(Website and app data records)
________________
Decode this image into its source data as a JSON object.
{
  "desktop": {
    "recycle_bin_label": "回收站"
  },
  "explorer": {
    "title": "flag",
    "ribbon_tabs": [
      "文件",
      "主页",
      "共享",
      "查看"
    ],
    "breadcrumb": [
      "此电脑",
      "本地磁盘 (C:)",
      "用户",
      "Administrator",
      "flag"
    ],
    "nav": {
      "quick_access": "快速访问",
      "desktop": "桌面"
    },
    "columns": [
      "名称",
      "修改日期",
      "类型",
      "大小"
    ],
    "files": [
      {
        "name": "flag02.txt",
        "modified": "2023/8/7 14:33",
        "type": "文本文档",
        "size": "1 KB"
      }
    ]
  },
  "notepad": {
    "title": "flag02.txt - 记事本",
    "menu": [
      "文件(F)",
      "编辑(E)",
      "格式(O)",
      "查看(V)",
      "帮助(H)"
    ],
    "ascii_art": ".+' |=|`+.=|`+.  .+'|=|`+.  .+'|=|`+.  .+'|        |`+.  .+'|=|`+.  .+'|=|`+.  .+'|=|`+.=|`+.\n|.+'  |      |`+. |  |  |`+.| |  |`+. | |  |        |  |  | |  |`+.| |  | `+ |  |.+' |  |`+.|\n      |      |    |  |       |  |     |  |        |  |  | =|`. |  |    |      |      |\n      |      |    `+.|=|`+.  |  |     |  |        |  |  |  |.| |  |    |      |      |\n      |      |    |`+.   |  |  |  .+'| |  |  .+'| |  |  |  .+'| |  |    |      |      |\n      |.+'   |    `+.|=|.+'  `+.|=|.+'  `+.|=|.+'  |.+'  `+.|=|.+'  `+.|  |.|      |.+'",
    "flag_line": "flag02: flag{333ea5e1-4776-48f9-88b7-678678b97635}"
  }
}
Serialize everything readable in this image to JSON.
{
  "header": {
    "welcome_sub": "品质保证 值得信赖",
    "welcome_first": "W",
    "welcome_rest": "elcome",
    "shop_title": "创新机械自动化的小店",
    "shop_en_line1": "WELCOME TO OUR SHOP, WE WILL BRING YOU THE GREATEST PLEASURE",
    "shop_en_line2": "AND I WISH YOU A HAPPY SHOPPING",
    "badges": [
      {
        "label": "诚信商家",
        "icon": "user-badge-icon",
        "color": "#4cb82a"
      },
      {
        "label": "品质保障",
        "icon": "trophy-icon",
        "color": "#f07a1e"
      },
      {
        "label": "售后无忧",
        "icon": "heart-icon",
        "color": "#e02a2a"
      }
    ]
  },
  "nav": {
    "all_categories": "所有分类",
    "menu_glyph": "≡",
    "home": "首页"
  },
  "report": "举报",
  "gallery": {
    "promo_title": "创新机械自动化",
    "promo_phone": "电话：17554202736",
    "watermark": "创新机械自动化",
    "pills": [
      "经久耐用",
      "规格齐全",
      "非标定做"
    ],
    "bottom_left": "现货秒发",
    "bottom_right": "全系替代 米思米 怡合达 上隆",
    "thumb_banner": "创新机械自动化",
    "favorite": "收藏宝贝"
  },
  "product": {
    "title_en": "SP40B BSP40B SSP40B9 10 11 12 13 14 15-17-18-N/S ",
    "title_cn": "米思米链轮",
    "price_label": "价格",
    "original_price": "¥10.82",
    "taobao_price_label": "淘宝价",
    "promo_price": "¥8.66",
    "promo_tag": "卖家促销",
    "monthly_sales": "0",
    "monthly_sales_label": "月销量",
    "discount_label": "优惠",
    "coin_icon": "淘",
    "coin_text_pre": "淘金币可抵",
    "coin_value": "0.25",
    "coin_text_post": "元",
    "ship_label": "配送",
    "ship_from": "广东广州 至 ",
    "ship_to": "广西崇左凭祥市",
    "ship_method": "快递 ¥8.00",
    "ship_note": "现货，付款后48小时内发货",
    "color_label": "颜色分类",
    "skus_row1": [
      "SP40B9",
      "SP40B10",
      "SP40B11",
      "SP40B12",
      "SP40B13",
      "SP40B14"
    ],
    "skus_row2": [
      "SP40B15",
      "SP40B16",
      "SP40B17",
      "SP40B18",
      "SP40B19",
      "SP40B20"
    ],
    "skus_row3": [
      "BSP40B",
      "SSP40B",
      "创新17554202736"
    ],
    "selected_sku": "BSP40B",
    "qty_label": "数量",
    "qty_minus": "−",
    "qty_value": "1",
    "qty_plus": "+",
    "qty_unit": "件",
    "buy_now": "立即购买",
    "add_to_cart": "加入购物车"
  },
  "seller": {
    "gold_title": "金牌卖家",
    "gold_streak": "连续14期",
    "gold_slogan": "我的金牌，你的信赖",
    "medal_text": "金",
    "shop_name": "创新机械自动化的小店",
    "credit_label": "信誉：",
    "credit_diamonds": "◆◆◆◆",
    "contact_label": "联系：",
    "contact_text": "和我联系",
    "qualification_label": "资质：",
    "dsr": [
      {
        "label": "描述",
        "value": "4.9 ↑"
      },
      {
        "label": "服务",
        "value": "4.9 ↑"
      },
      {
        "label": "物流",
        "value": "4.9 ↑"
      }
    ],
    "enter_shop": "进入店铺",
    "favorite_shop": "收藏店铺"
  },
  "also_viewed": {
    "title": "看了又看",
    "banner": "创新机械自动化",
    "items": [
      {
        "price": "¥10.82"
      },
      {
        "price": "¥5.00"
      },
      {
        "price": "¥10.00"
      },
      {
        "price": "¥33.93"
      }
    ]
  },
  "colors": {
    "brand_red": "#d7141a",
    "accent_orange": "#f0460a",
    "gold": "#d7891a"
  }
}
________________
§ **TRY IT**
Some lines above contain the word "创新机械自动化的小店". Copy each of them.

§ **WRITTEN ANSWER**
    "shop_title": "创新机械自动化的小店",
    "shop_name": "创新机械自动化的小店",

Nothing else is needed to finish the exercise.